79 new COVID-19 cases, two deaths reported in Interior Health

Both of Friday’s deaths were both recorded at long-term care homes

Interior Health reported 91 new COVID-19 cases in the region Jan. 20, 2021 and three additional deaths. (Jennifer Smith - Morning Star)
95 new COVID-19 cases in Interior Health, two deaths

Another member of Vernon’s Noric House has passed

Crews with Discovery Channel film as an Aggressive Towing driver moves a Grumman S2F Tracker aircraft around a 90-degree turn from its compound and onto the road on Saturday, Jan. 23, 2021. It was the “most difficult” part of the move for the airplane, one organizer said. (Jenna Hauck/ Chilliwack Progress)
VIDEO: Vintage military plane gets towed from Chilliwack to Greater Victoria

Grumman CP-121 Tracker’s eventual home the British Columbia Aviation Museum on Vancouver Island

Kamloops This Week.
48 COVID-19 cases and one death associated with outbreak at Kamloops hospital

One of the 20 patients infected has died, meanwhile 28 staff with COVID-19 are isolating at home

Rolling seven-day average of cases by B.C. health authority to Jan. 21. Fraser Health in purple, Vancouver Coastal red, Interior Health orange, Northern Health green and Vancouver Island blue. (B.C. Centre for Disease Control)
2nd COVID vaccine doses on hold as B.C. delivery delayed again

New COVID-19 cases slowing in Fraser Health region

Provincial health officer Dr. Bonnie Henry talk about the next steps in B.C.’s COVID-19 Immunization Plan during a press conference at Legislature in Victoria, B.C., on Friday, January 22, 2021. Two more cases of the COVID-19 strain first identified in South Africa have been diagnosed in British Columbia, bringing the total to three as of Jan. 16.THE CANADIAN PRESS/Chad Hipolito
B.C. now has three cases of South African COVID-19 variant, six of U.K. strain

Both variants are thought to spread faster than earlier strains

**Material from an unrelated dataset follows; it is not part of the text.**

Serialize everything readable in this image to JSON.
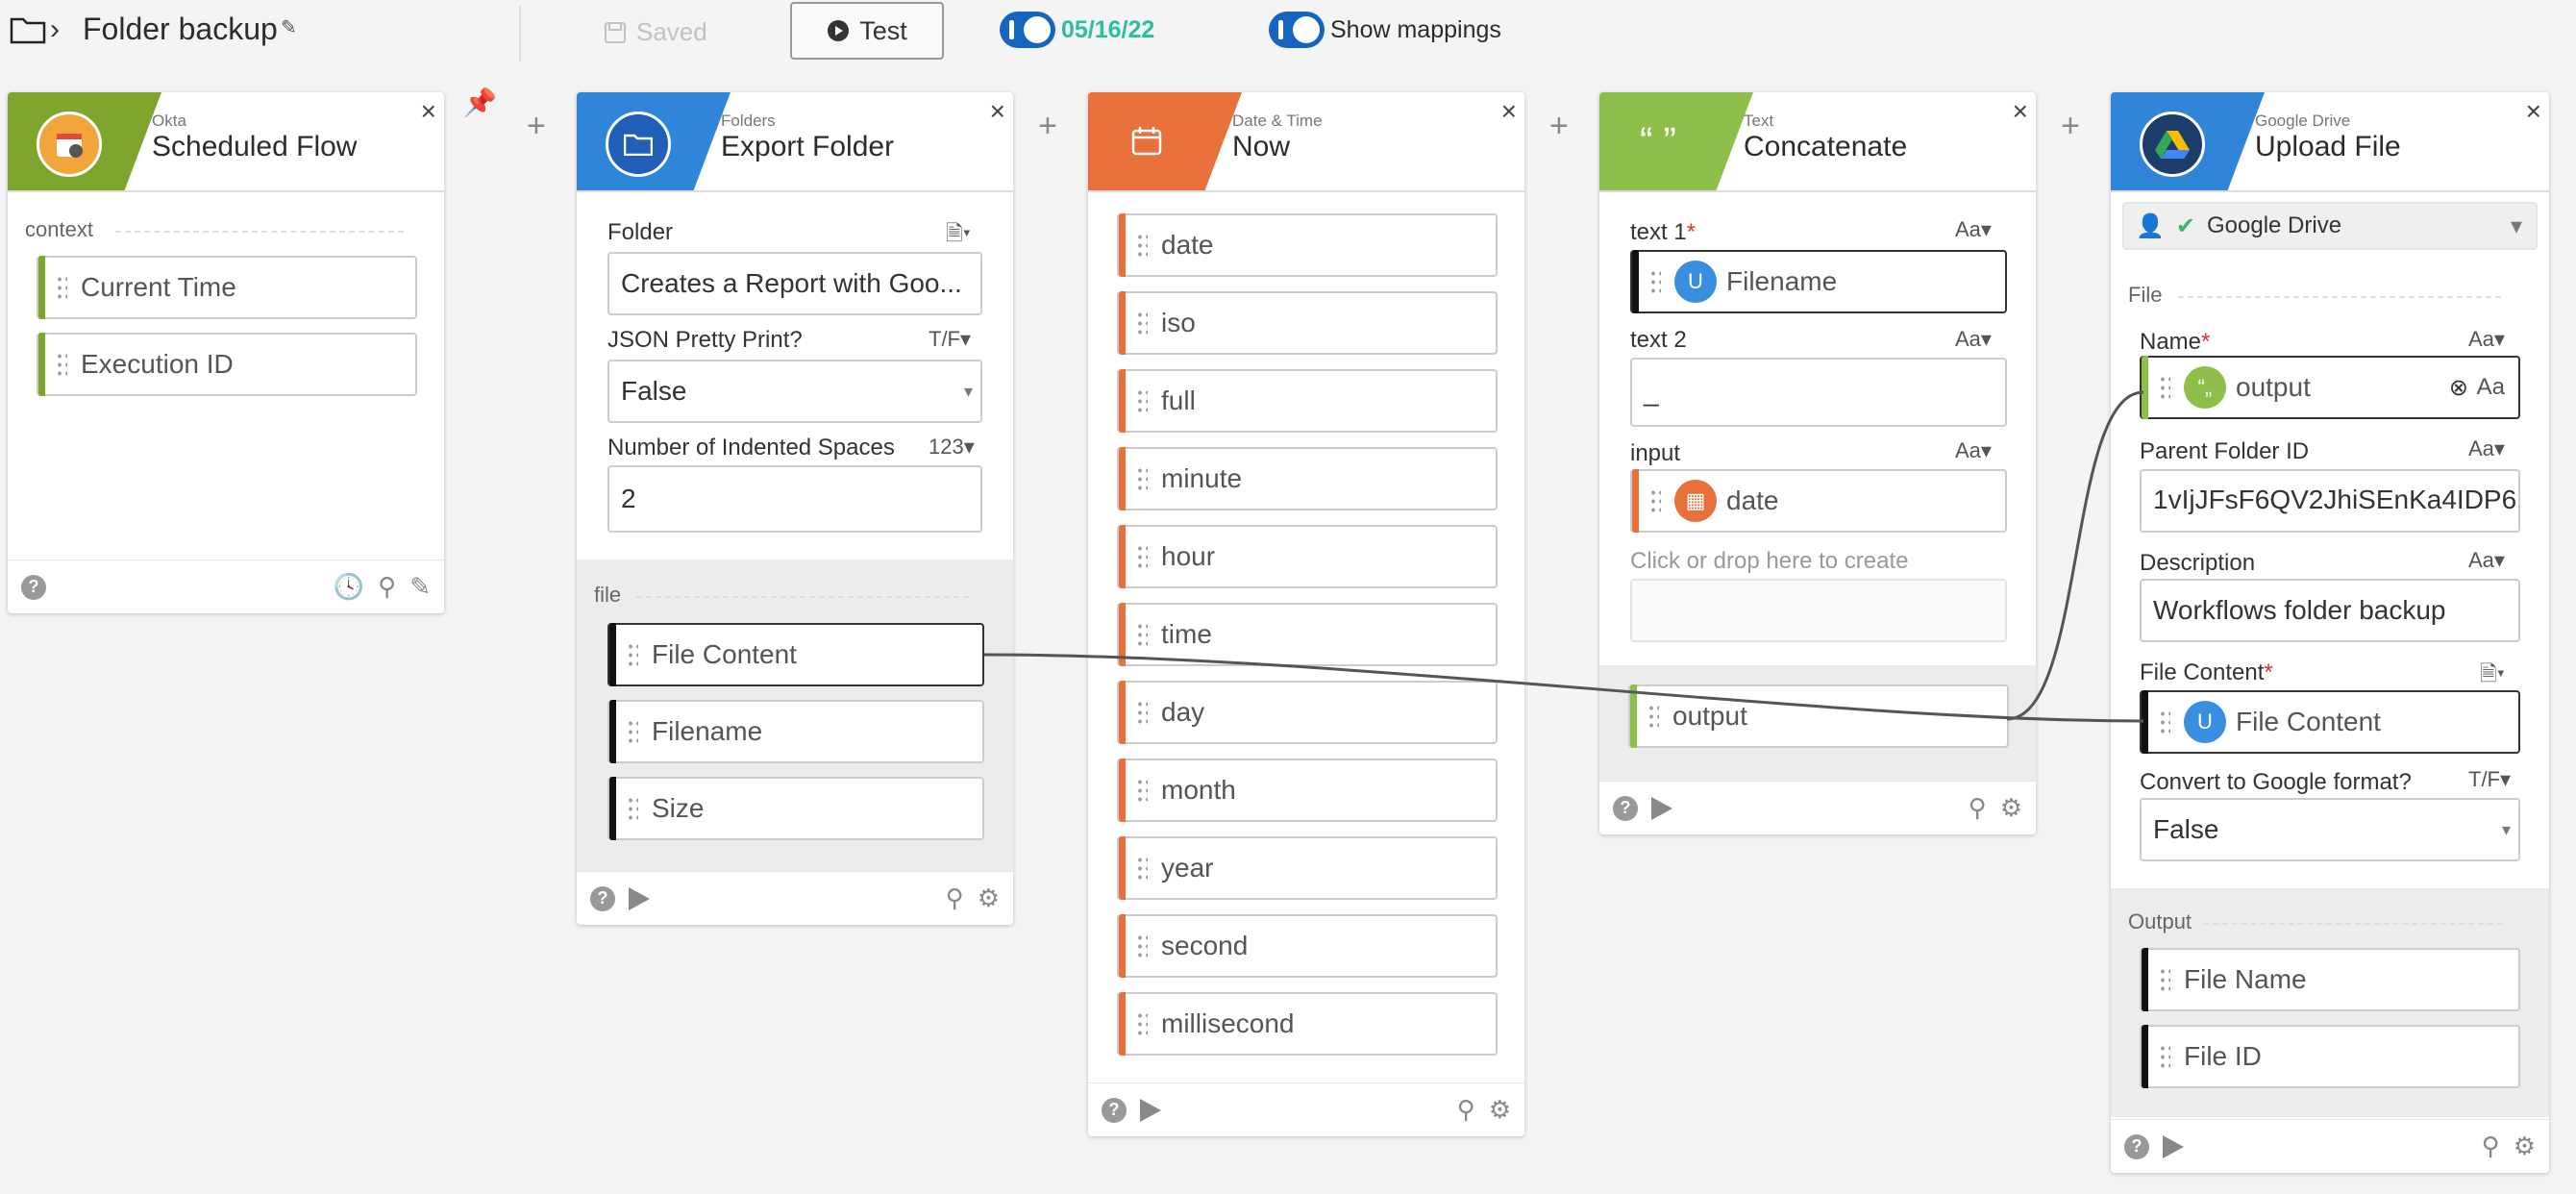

Rodney and Ekaterina Baker in an undated photo from social media. The couple has been ticketed and charged under the Yukon’s <em>Civil Emergency Measures Act</em> for breaking isolation requirements in order to sneak into a vaccine clinic and receive Moderna vaccine doses in Beaver Creek. (Facebook/Submitted)
Great Canadian Gaming CEO resigns after being accused of sneaking into Yukon for vaccine

Rod Baker and Ekaterina Baker were charged with two CEMA violations each

Police discovered a makeshift nightclub in a Vancouver apartment on Jan. 23, 2021, and say it wasn’t the first time this month officers have been called to the unit over social gathering concerns. (Phil McLachlan - Capital News)
Doorman of makeshift ‘booze-can’ in Vancouver apartment fined; police look to court order

This marks the fourth complaint about social gatherings inside the apartment in January

A Kelowna couple welcomed their Nooner baby in December. (Flytographer)
Kelowna couple welcomes baby girl from Hotel Zed Nooner campaign

Nicole and Alex will now have 18 years of free stays at the hotel

Kyrell Sopotyk was drafted by the Kamloops Blazers in 2016 and played two seasons with the Western Hockey League club. (Photograph By ALLEN DOUGLAS/KTW)
Kamloops Blazer paralyzed in snowboarding accident sparks fundraiser for family

As of Jan. 24, more than $68,000 had been raised to help Kamloops Blazers’ forward Kyrell Sopotyk

(Pixhere photo)
B.C. dentists argue for COVID-19 vaccine priority after ‘disappointing’ exclusion from plan

Vaccines are essential for dentists as patients cannot wear masks during treatment, argues BCDA

Most Read